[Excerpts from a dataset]
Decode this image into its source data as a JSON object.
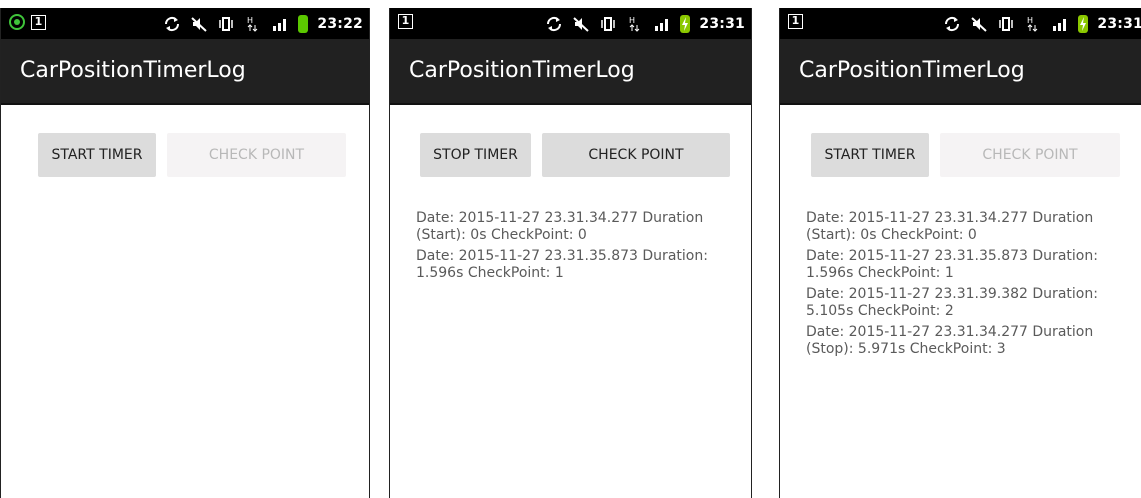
{
  "screens": [
    {
      "status": {
        "time": "23:22",
        "notification_num": "1",
        "battery": "green",
        "left_icons": [
          "whatsapp-icon",
          "notification-icon"
        ]
      },
      "title": "CarPositionTimerLog",
      "buttons": {
        "timer": "START TIMER",
        "checkpoint": "CHECK POINT",
        "checkpoint_enabled": false
      },
      "log": []
    },
    {
      "status": {
        "time": "23:31",
        "notification_num": "1",
        "battery": "charging"
      },
      "title": "CarPositionTimerLog",
      "buttons": {
        "timer": "STOP TIMER",
        "checkpoint": "CHECK POINT",
        "checkpoint_enabled": true
      },
      "log": [
        "Date: 2015-11-27 23.31.34.277 Duration (Start): 0s CheckPoint: 0",
        "Date: 2015-11-27 23.31.35.873 Duration: 1.596s CheckPoint: 1"
      ]
    },
    {
      "status": {
        "time": "23:31",
        "notification_num": "1",
        "battery": "charging"
      },
      "title": "CarPositionTimerLog",
      "buttons": {
        "timer": "START TIMER",
        "checkpoint": "CHECK POINT",
        "checkpoint_enabled": false
      },
      "log": [
        "Date: 2015-11-27 23.31.34.277 Duration (Start): 0s CheckPoint: 0",
        "Date: 2015-11-27 23.31.35.873 Duration: 1.596s CheckPoint: 1",
        "Date: 2015-11-27 23.31.39.382 Duration: 5.105s CheckPoint: 2",
        "Date: 2015-11-27 23.31.34.277 Duration (Stop): 5.971s CheckPoint: 3"
      ]
    }
  ],
  "colors": {
    "statusbar": "#000000",
    "titlebar": "#212121",
    "button": "#dcdcdc",
    "button_disabled": "#f5f3f4",
    "log_text": "#5a5a5a"
  }
}
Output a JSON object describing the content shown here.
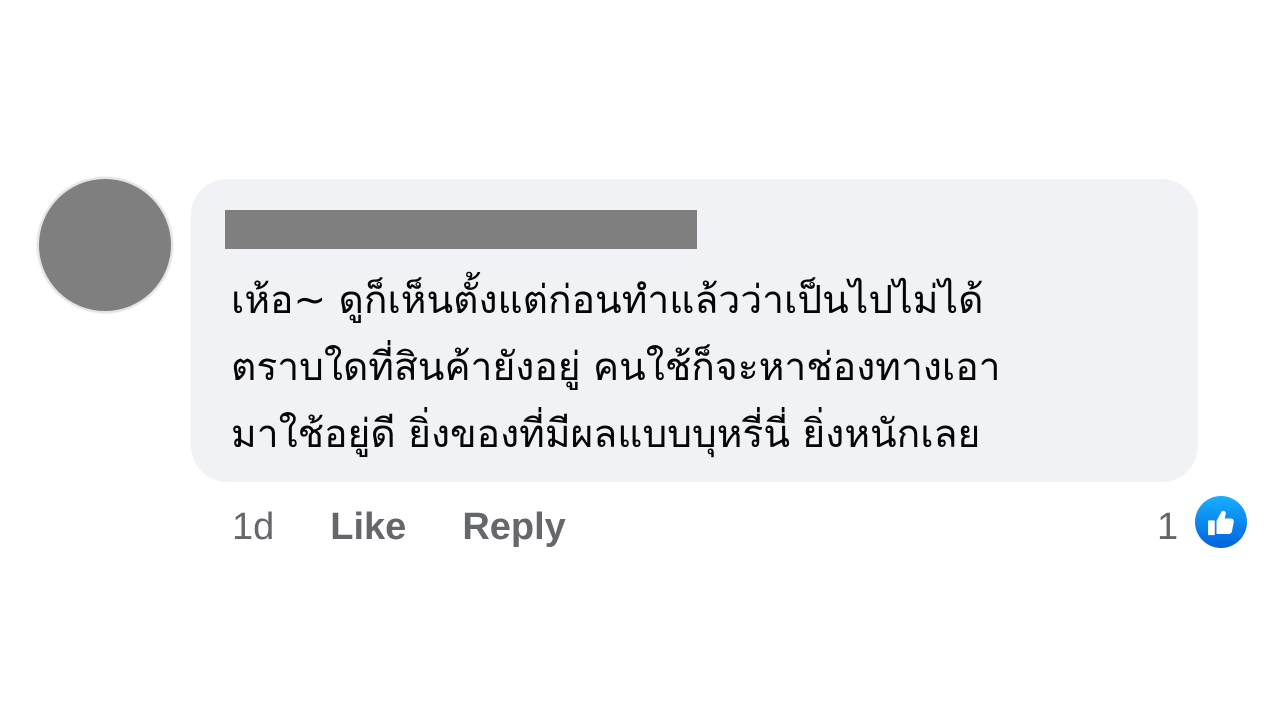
{
  "comment": {
    "text_lines": [
      "เห้อ~ ดูก็เห็นตั้งแต่ก่อนทำแล้วว่าเป็นไปไม่ได้",
      "ตราบใดที่สินค้ายังอยู่ คนใช้ก็จะหาช่องทางเอา",
      "มาใช้อยู่ดี ยิ่งของที่มีผลแบบบุหรี่นี่ ยิ่งหนักเลย"
    ]
  },
  "actions": {
    "time": "1d",
    "like_label": "Like",
    "reply_label": "Reply"
  },
  "reactions": {
    "count": "1",
    "icon": "like-thumbs-up-icon"
  },
  "colors": {
    "bubble_background": "#f0f2f5",
    "redaction": "#7f7f7f",
    "text": "#050505",
    "secondary_text": "#65676b",
    "reaction_blue": "#1877f2"
  }
}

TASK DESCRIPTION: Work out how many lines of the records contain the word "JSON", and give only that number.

REPLY TO THE TASK: 2